The first thing you need to know is that, Manchester is really a downer that is only partially relieved by moments of gallows humor. The main character, Lee, is a marginal character, living in one room in Boston, going maintenance work, cussing out his apartment building customers and just about anybody else who crosses his very short temper. Lee drinks a lot, is monosylllabic and moody, has history with hockey, bar fights and general dysfunction. He has family in Manchester, New Hampshire. They are also a somewhat dysfunctional group, working with fishing boats. Lee has a horrible tragedy in his past (a spoiler) that caused him to leave Manchester and take up his walking-wounded life. When his brother Joe dies of heart failure, Lee goes home to Manchester and discovers that Joe has appointed him as the guardian of his 16 year old son Patrick. The movie bounces back and forth in its time frames, with a lot of flashbacks to the period before Leeís tragedy, when things were better. When Lee finds out that he is Patrickís guardian, he resists that, temporarily moving to Manchester, into his brotherís house, trying to find an alternate guardian for Patrick. Patrick is a branch from the same family tree, playing hockey, juggling multiple girlfriends, being moody and wanting Lee to step up and take responsibility. They seem obligated to each other, but not by choice. Leeís ex-wife has a new life as does Joeís, and neither seem like a good match for the disposition of the rest of the Chandler family. Just how these characters move on, what happens to Patrick and whether they remain as walking wounded, is the rest of the story, that I wonít spoil.

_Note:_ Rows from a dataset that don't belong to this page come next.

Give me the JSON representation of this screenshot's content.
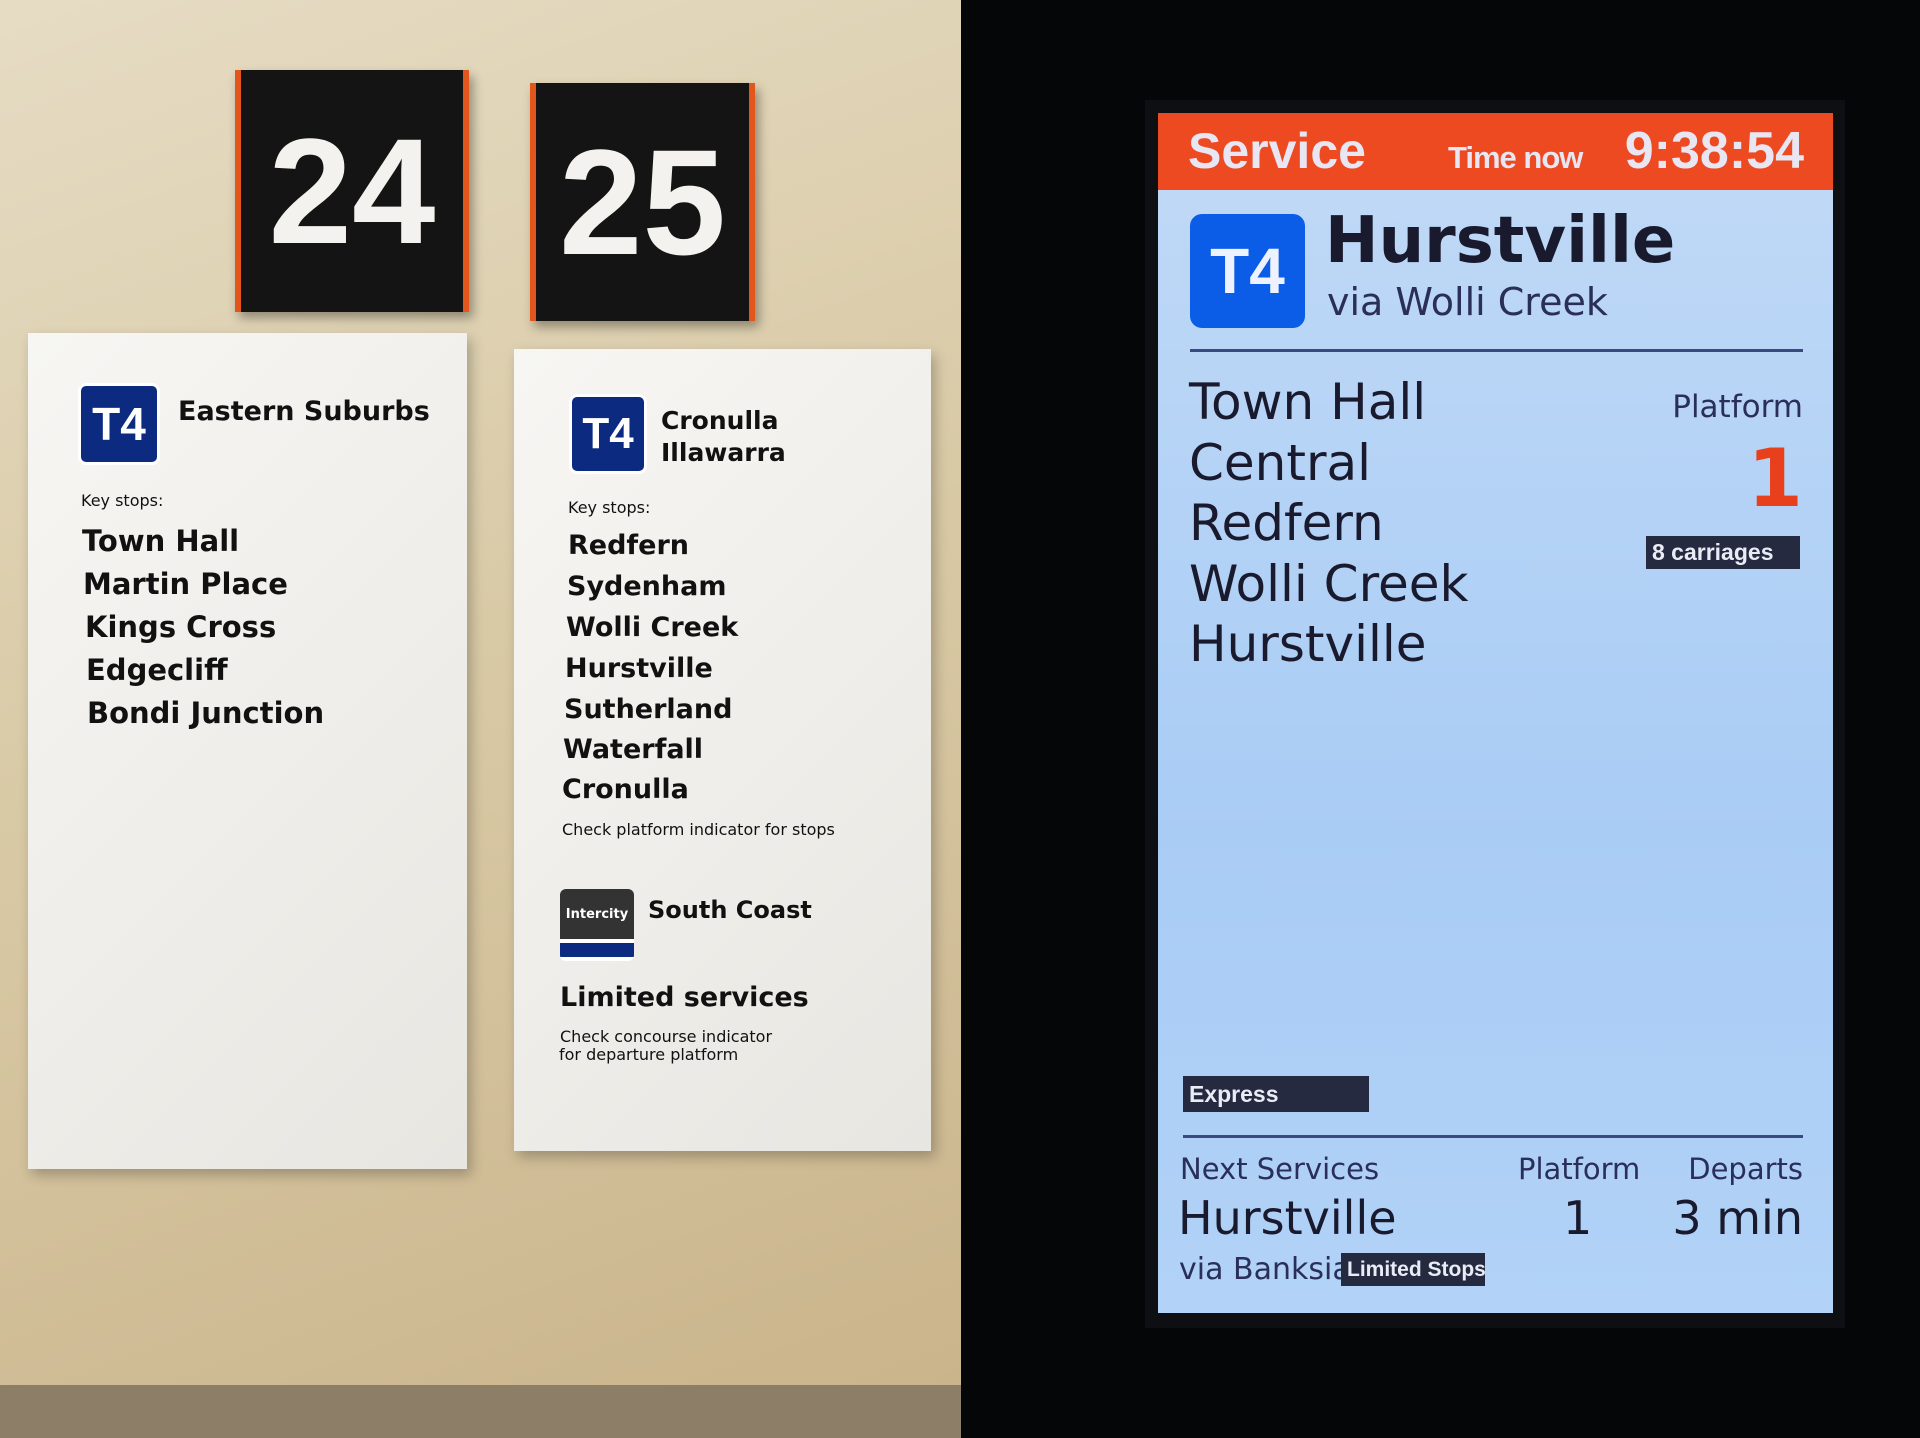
{
  "platform_numbers": [
    "24",
    "25"
  ],
  "signs": [
    {
      "line": "T4",
      "name": "Eastern Suburbs",
      "key_stops_label": "Key stops:",
      "stops": [
        "Town Hall",
        "Martin Place",
        "Kings Cross",
        "Edgecliff",
        "Bondi Junction"
      ]
    },
    {
      "line": "T4",
      "name_line1": "Cronulla",
      "name_line2": "Illawarra",
      "key_stops_label": "Key stops:",
      "stops": [
        "Redfern",
        "Sydenham",
        "Wolli Creek",
        "Hurstville",
        "Sutherland",
        "Waterfall",
        "Cronulla"
      ],
      "note": "Check platform indicator for stops",
      "intercity_badge": "Intercity",
      "intercity_name": "South Coast",
      "limited": "Limited services",
      "limited_note_line1": "Check concourse indicator",
      "limited_note_line2": "for departure platform"
    }
  ],
  "display": {
    "header": {
      "service": "Service",
      "time_now_label": "Time now",
      "time": "9:38:54"
    },
    "line": "T4",
    "destination": "Hurstville",
    "via": "via Wolli Creek",
    "stops": [
      "Town Hall",
      "Central",
      "Redfern",
      "Wolli Creek",
      "Hurstville"
    ],
    "platform_label": "Platform",
    "platform": "1",
    "carriages": "8 carriages",
    "service_type": "Express",
    "next": {
      "header": "Next Services",
      "platform_header": "Platform",
      "departs_header": "Departs",
      "destination": "Hurstville",
      "platform": "1",
      "departs": "3 min",
      "via": "via Banksia",
      "tag": "Limited Stops"
    }
  },
  "colors": {
    "header_orange": "#ee4a22",
    "t4_blue": "#0b5ce6",
    "platform_red": "#e8401c",
    "screen_bg": "#b8d4f6"
  }
}
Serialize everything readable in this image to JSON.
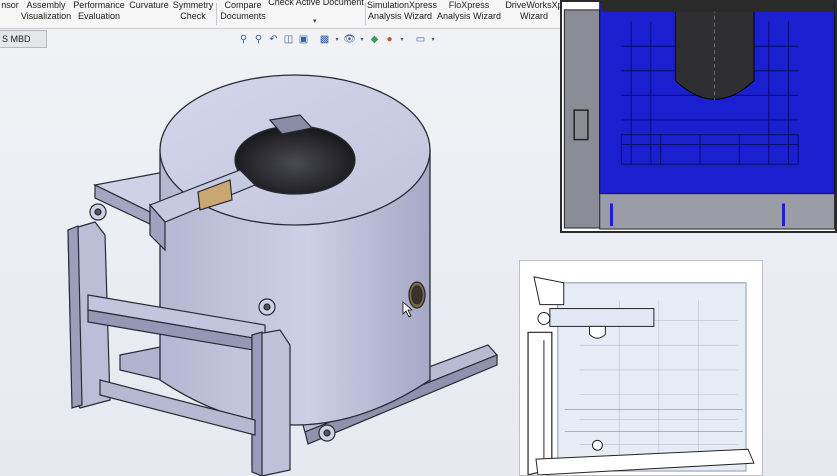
{
  "ribbon": {
    "items": [
      {
        "line1": "nsor",
        "line2": ""
      },
      {
        "line1": "Assembly",
        "line2": "Visualization"
      },
      {
        "line1": "Performance",
        "line2": "Evaluation"
      },
      {
        "line1": "Curvature",
        "line2": ""
      },
      {
        "line1": "Symmetry",
        "line2": "Check"
      },
      {
        "line1": "Compare",
        "line2": "Documents"
      },
      {
        "line1": "Check Active Document",
        "line2": ""
      },
      {
        "line1": "SimulationXpress",
        "line2": "Analysis Wizard"
      },
      {
        "line1": "FloXpress",
        "line2": "Analysis Wizard"
      },
      {
        "line1": "DriveWorksXp",
        "line2": "Wizard"
      }
    ]
  },
  "tab": {
    "label": "S MBD"
  },
  "hud_icons": [
    "zoom-to-fit-icon",
    "zoom-area-icon",
    "previous-view-icon",
    "section-view-icon",
    "view-orientation-icon",
    "display-style-icon",
    "hide-show-icon",
    "edit-appearance-icon",
    "apply-scene-icon",
    "view-settings-icon",
    "monitor-icon"
  ],
  "colors": {
    "part_fill": "#c9cbe0",
    "part_dark": "#9a9cb8",
    "section_blue": "#1a1fd0",
    "hole_dark": "#2b2b2f"
  }
}
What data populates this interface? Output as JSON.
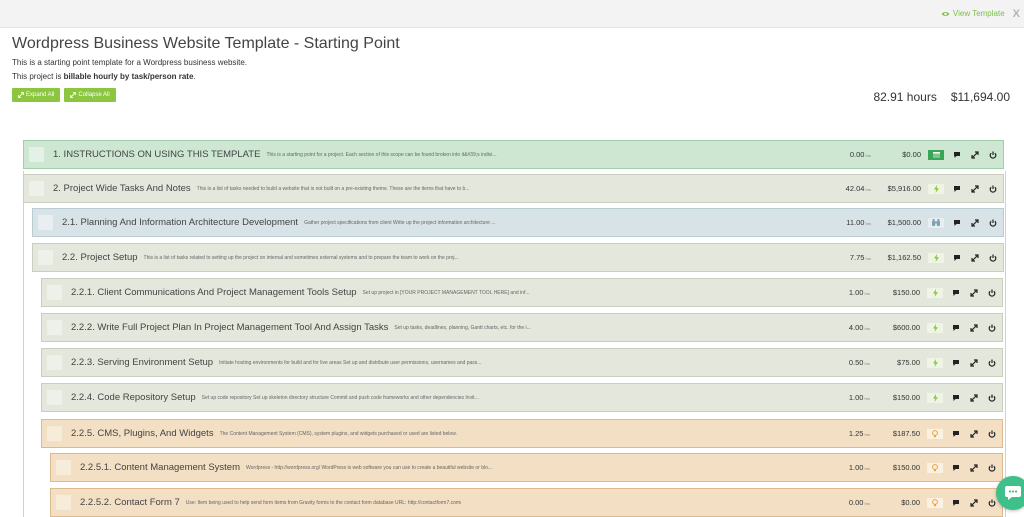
{
  "topbar": {
    "view_template": "View Template",
    "close": "X"
  },
  "project": {
    "title": "Wordpress Business Website Template - Starting Point",
    "description": "This is a starting point template for a Wordpress business website.",
    "billing_prefix": "This project is ",
    "billing_bold": "billable hourly by task/person rate",
    "billing_suffix": "."
  },
  "buttons": {
    "expand_all": "Expand All",
    "collapse_all": "Collapse All"
  },
  "totals": {
    "hours": "82.91 hours",
    "amount": "$11,694.00"
  },
  "hours_unit": "hrs",
  "rows": [
    {
      "name": "1. INSTRUCTIONS ON USING THIS TEMPLATE",
      "desc": "This is a starting point for a project. Each section of this scope can be found broken into it&#39;s indivi...",
      "hours": "0.00",
      "amount": "$0.00",
      "status": "complete"
    },
    {
      "name": "2. Project Wide Tasks And Notes",
      "desc": "This is a list of tasks needed to build a website that is not built on a pre-existing theme. These are the items that have to b...",
      "hours": "42.04",
      "amount": "$5,916.00",
      "status": "in-progress"
    },
    {
      "name": "2.1. Planning And Information Architecture Development",
      "desc": "Gather project specifications from client Write up the project information architecture ...",
      "hours": "11.00",
      "amount": "$1,500.00",
      "status": "review"
    },
    {
      "name": "2.2. Project Setup",
      "desc": "This is a list of tasks related to setting up the project on internal and sometimes external systems and to prepare the team to work on the proj...",
      "hours": "7.75",
      "amount": "$1,162.50",
      "status": "in-progress"
    },
    {
      "name": "2.2.1. Client Communications And Project Management Tools Setup",
      "desc": "Set up project in [YOUR PROJECT MANAGEMENT TOOL HERE] and inf...",
      "hours": "1.00",
      "amount": "$150.00",
      "status": "in-progress"
    },
    {
      "name": "2.2.2. Write Full Project Plan In Project Management Tool And Assign Tasks",
      "desc": "Set up tasks, deadlines, planning, Gantt charts, etc. for the i...",
      "hours": "4.00",
      "amount": "$600.00",
      "status": "in-progress"
    },
    {
      "name": "2.2.3. Serving Environment Setup",
      "desc": "Initiate hosting environments for build and for live areas Set up and distribute user permissions, usernames and pass...",
      "hours": "0.50",
      "amount": "$75.00",
      "status": "in-progress"
    },
    {
      "name": "2.2.4. Code Repository Setup",
      "desc": "Set up code repository Set up skeleton directory structure Commit and push code frameworks and other dependencies Invit...",
      "hours": "1.00",
      "amount": "$150.00",
      "status": "in-progress"
    },
    {
      "name": "2.2.5. CMS, Plugins, And Widgets",
      "desc": "The Content Management System (CMS), system plugins, and widgets purchased or used are listed below.",
      "hours": "1.25",
      "amount": "$187.50",
      "status": "idea"
    },
    {
      "name": "2.2.5.1. Content Management System",
      "desc": "Wordpress - http://wordpress.org/ WordPress is web software you can use to create a beautiful website or blo...",
      "hours": "1.00",
      "amount": "$150.00",
      "status": "idea"
    },
    {
      "name": "2.2.5.2. Contact Form 7",
      "desc": "Use: Item being used to help send form items from Gravity forms to the contact form database URL: http://contactform7.com/",
      "hours": "0.00",
      "amount": "$0.00",
      "status": "idea"
    }
  ]
}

As I said, the first thing to know is that Manchester is NOT a popcorn movie. Itís sad, difficult to watch and slow. It takes its good old time telling this story and doesnít let the audience off the hook for a moment. Much of the time, it feels like youíre watching a very personal story thatís none of your business. You want something to turn out right for these characters, something to drag them out of their small town, depressing malaise, but the outlook is not good. Thereís too much toxic history for sudden, sweet endings where everybody ends up happy. None of the characters seems up to the task of rescuing all of the others.

Acting in Manchester is excellent. Much of the movie is Lee, and Casey Affleck deserves the attention heís received for creating this character. Everybody else in the cast is similarly believable. Michelle Williams is excellent as Randi, as is Lucas Hedges as Patrick. In fact, everybody in the cast is excellent and completely believable. Itís definitely an actorís movie, a low budget drama and not a visual spectacle. Effects and action are near zero since the entire film is about plot and characters. It has a lot of dialog and personal tension. Itís set in several very old towns in coastal New England and has a lot of thick accents. The genealogy of the people involved in the movie (Affleck, Damon and a minor character who may be from the Wahlberg family) suggests that this film is something very personal, being part of the world where they grew up. Sometimes the fruit does not fall too far from the tree.

Direction, by Kenneth Lonergan (also the script writer) is excellent. The movie is slow, seems longer than its 2 hour and 15 minute run time, but it seems appropriate to the story and the characters, for whom life often is a labor. My only criticism (aside from the mood) is the obviously low budget movie music. It never seemed to be mirroring the plot and much of it was cloned from classical music pieces that have no relevance to the plot. I found it to be distracting. Itís not a movie to see if youíre in the mood to be entertained, but Iím guessing that it will be reckoned as one of the best films of 2016, a credit to the cast and crew.